§ Task statement:
In the material below, find each line with the string "selected" and copy it.

** Opening Dataset records block **

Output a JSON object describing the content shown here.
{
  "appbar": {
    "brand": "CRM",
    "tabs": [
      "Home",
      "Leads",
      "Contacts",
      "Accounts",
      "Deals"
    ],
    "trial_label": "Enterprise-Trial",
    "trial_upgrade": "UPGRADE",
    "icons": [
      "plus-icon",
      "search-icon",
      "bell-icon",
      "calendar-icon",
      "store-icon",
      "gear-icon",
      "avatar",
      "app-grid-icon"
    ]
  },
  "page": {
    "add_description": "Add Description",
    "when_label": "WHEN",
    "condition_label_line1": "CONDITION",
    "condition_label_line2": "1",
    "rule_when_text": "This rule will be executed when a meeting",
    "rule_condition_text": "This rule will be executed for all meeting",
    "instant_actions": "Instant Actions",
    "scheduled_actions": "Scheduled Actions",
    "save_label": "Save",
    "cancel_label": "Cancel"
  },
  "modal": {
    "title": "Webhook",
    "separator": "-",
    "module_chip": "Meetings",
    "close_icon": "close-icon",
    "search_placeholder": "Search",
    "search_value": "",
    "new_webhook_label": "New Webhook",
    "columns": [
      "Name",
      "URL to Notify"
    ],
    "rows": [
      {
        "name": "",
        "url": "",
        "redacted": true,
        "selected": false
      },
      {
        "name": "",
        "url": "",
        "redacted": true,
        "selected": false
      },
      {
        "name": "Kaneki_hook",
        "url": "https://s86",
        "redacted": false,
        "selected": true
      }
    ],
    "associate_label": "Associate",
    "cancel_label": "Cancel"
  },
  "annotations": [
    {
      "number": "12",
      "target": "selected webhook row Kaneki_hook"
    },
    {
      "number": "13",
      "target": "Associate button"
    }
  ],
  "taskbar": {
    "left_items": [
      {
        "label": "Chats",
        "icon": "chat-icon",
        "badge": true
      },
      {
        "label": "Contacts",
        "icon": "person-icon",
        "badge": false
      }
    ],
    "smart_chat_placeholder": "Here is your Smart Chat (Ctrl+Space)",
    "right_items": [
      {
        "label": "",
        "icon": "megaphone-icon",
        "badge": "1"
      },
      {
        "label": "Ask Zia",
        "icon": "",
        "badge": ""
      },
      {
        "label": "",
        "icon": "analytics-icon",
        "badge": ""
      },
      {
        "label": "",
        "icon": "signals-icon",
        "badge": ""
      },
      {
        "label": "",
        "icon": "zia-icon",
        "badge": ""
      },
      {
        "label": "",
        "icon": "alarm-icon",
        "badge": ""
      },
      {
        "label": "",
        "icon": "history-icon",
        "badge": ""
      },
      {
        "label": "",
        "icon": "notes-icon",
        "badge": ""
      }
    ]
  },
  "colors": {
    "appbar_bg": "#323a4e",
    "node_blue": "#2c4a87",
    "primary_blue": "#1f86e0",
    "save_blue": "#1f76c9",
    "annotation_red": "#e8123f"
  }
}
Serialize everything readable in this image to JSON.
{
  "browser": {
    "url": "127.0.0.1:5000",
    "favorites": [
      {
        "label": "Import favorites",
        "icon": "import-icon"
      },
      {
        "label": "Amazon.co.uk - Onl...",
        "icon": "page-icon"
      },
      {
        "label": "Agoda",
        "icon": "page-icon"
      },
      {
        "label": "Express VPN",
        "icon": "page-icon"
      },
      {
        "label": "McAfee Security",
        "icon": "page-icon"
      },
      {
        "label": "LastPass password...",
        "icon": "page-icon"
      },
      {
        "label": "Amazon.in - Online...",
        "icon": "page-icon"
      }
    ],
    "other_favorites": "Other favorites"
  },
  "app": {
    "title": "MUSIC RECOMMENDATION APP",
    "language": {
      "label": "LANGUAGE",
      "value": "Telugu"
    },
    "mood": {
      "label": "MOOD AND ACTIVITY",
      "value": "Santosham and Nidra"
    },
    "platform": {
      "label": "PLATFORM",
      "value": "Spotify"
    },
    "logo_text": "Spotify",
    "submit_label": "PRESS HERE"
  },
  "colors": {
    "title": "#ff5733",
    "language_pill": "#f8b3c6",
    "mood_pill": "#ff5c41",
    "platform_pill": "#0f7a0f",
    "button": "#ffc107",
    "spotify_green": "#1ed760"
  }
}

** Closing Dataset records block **

§ Reply to the exercise:
        "selected": false
        "selected": false
        "selected": true
      "target": "selected webhook row Kaneki_hook"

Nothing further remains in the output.